What is the difference between a Dominant and a Top? Is there a need to make the distinction? Isn’t everyone a Top or Dominant?
It is important to understand and make the distinction between a Dominant and a “Top”. The two are not the same!
The definition for a “Top” comes from the Gay community and basically referred to the “giver” from a sexual standpoint; the person who performed the penetration. The “bottom” was the “receiver”.
As the Gay Leather community intermixed with the straight BDSM community, the term Top/bottom was adopted within the BDSM straight culture. The use of Top/bottom then came to signify someone giving or receiving.
A “Top” is not necessarily a Dominant or Master/Mistress. However someone acting as the “Top” can be dominant over others yet be submissive to their Master/Mistress. There is a hierarchy in BDSM. If someone is constantly “topping” and then is submissive to another, they are basically your Switch.
To further add a twist to the possibilities, a slave can “Top” someone—for instance another slave or submissive because that person doesn’t have a Dominant of their own. In this case, the slave/sub doing the “topping” is “being of service” to the other person. This does not make the person topping a Dominant. It just means they were being “toppy” at that time.

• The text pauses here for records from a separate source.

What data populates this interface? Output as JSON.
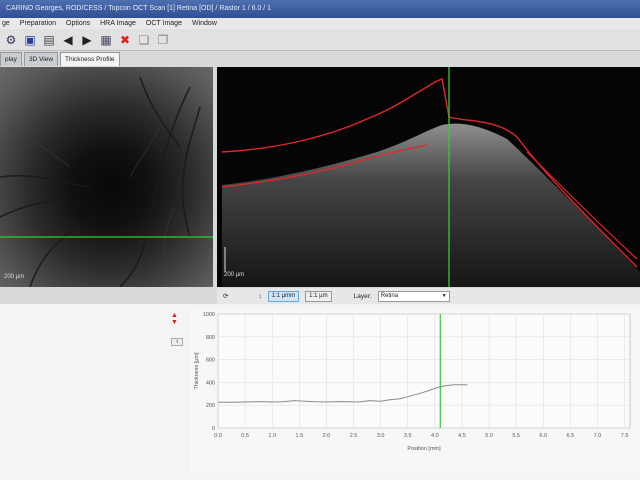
{
  "window": {
    "title": "CARINO Georges, ROD/CESS / Topcon OCT Scan [1] Retina [OD] / Rastor 1 / 6.0 / 1"
  },
  "menu": [
    "ge",
    "Preparation",
    "Options",
    "HRA Image",
    "OCT Image",
    "Window"
  ],
  "toolbar": {
    "icons": [
      "wrench-icon",
      "save-icon",
      "film-icon",
      "arrow-left-icon",
      "arrow-right-icon",
      "grid-icon",
      "close-icon",
      "copy-icon",
      "paste-icon"
    ]
  },
  "tabs": [
    {
      "label": "play",
      "active": false
    },
    {
      "label": "3D View",
      "active": false
    },
    {
      "label": "Thickness Profile",
      "active": true
    }
  ],
  "fundus": {
    "scale_label": "200 µm"
  },
  "bscan": {
    "scale_label": "200 µm"
  },
  "controls": {
    "zoom_a": "1:1 µmm",
    "zoom_b": "1:1 µm",
    "layer_label": "Layer:",
    "layer_value": "Retina"
  },
  "chart_data": {
    "type": "line",
    "xlabel": "Position [mm]",
    "ylabel": "Thickness [µm]",
    "xlim": [
      0,
      7.6
    ],
    "ylim": [
      0,
      1000
    ],
    "xticks": [
      "0.0",
      "0.5",
      "1.0",
      "1.5",
      "2.0",
      "2.5",
      "3.0",
      "3.5",
      "4.0",
      "4.5",
      "5.0",
      "5.5",
      "6.0",
      "6.5",
      "7.0",
      "7.5"
    ],
    "yticks": [
      "0",
      "200",
      "400",
      "600",
      "800",
      "1000"
    ],
    "series": [
      {
        "values": [
          [
            0.0,
            225
          ],
          [
            0.3,
            225
          ],
          [
            0.5,
            228
          ],
          [
            0.8,
            232
          ],
          [
            1.0,
            228
          ],
          [
            1.2,
            230
          ],
          [
            1.4,
            240
          ],
          [
            1.6,
            235
          ],
          [
            1.8,
            230
          ],
          [
            2.0,
            228
          ],
          [
            2.2,
            232
          ],
          [
            2.4,
            230
          ],
          [
            2.6,
            228
          ],
          [
            2.8,
            240
          ],
          [
            3.0,
            235
          ],
          [
            3.2,
            250
          ],
          [
            3.35,
            255
          ],
          [
            3.5,
            275
          ],
          [
            3.7,
            300
          ],
          [
            3.9,
            330
          ],
          [
            4.05,
            355
          ],
          [
            4.2,
            370
          ],
          [
            4.35,
            380
          ],
          [
            4.5,
            380
          ],
          [
            4.6,
            378
          ]
        ],
        "color": "#8a8a8a"
      }
    ],
    "marker_x": 4.1,
    "marker_color": "#33cc33",
    "grid": true
  },
  "colors": {
    "accent_green": "#33cc33",
    "boundary_red": "#e0282a"
  }
}
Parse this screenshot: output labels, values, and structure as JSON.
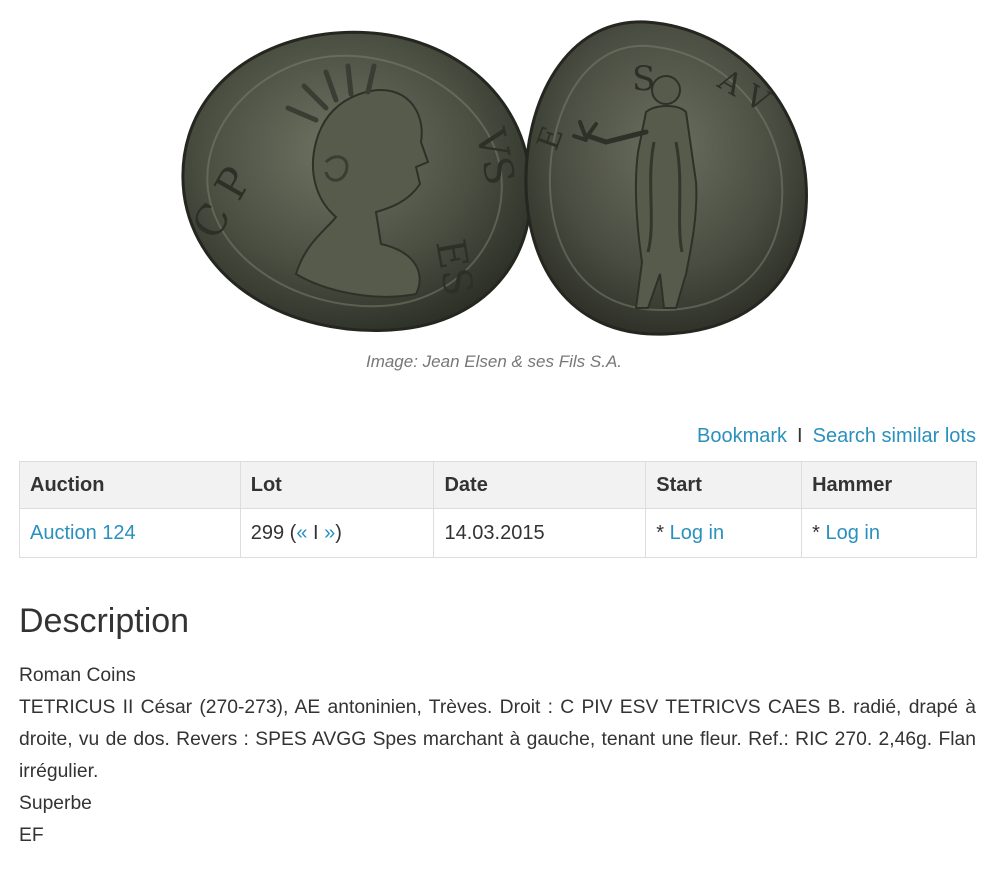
{
  "image": {
    "alt": "coin-obverse-and-reverse",
    "credit": "Image: Jean Elsen & ses Fils S.A."
  },
  "actions": {
    "bookmark": "Bookmark",
    "separator": "I",
    "search_similar": "Search similar lots"
  },
  "table": {
    "headers": {
      "auction": "Auction",
      "lot": "Lot",
      "date": "Date",
      "start": "Start",
      "hammer": "Hammer"
    },
    "row": {
      "auction": "Auction 124",
      "lot_number": "299 (",
      "prev": "«",
      "lot_sep": " I ",
      "next": "»",
      "lot_close": ")",
      "date": "14.03.2015",
      "start_prefix": "* ",
      "start_link": "Log in",
      "hammer_prefix": "* ",
      "hammer_link": "Log in"
    }
  },
  "description": {
    "heading": "Description",
    "category": "Roman Coins",
    "text": "TETRICUS II César (270-273), AE antoninien, Trèves. Droit : C PIV ESV TETRICVS CAES B. radié, drapé à droite, vu de dos. Revers : SPES AVGG Spes marchant à gauche, tenant une fleur. Ref.: RIC 270. 2,46g. Flan irrégulier.",
    "grade_fr": "Superbe",
    "grade_en": "EF"
  }
}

Yes, I know that it might seem a little convoluted when you try to address all the nuances in the BDSM lifestyle.
People call & identify themselves in the manner which resonates with them most.
The bottom line is that there are only three main personalities within the hierarchy of BDSM: the Dominant, the submissive or slave, and the Switch.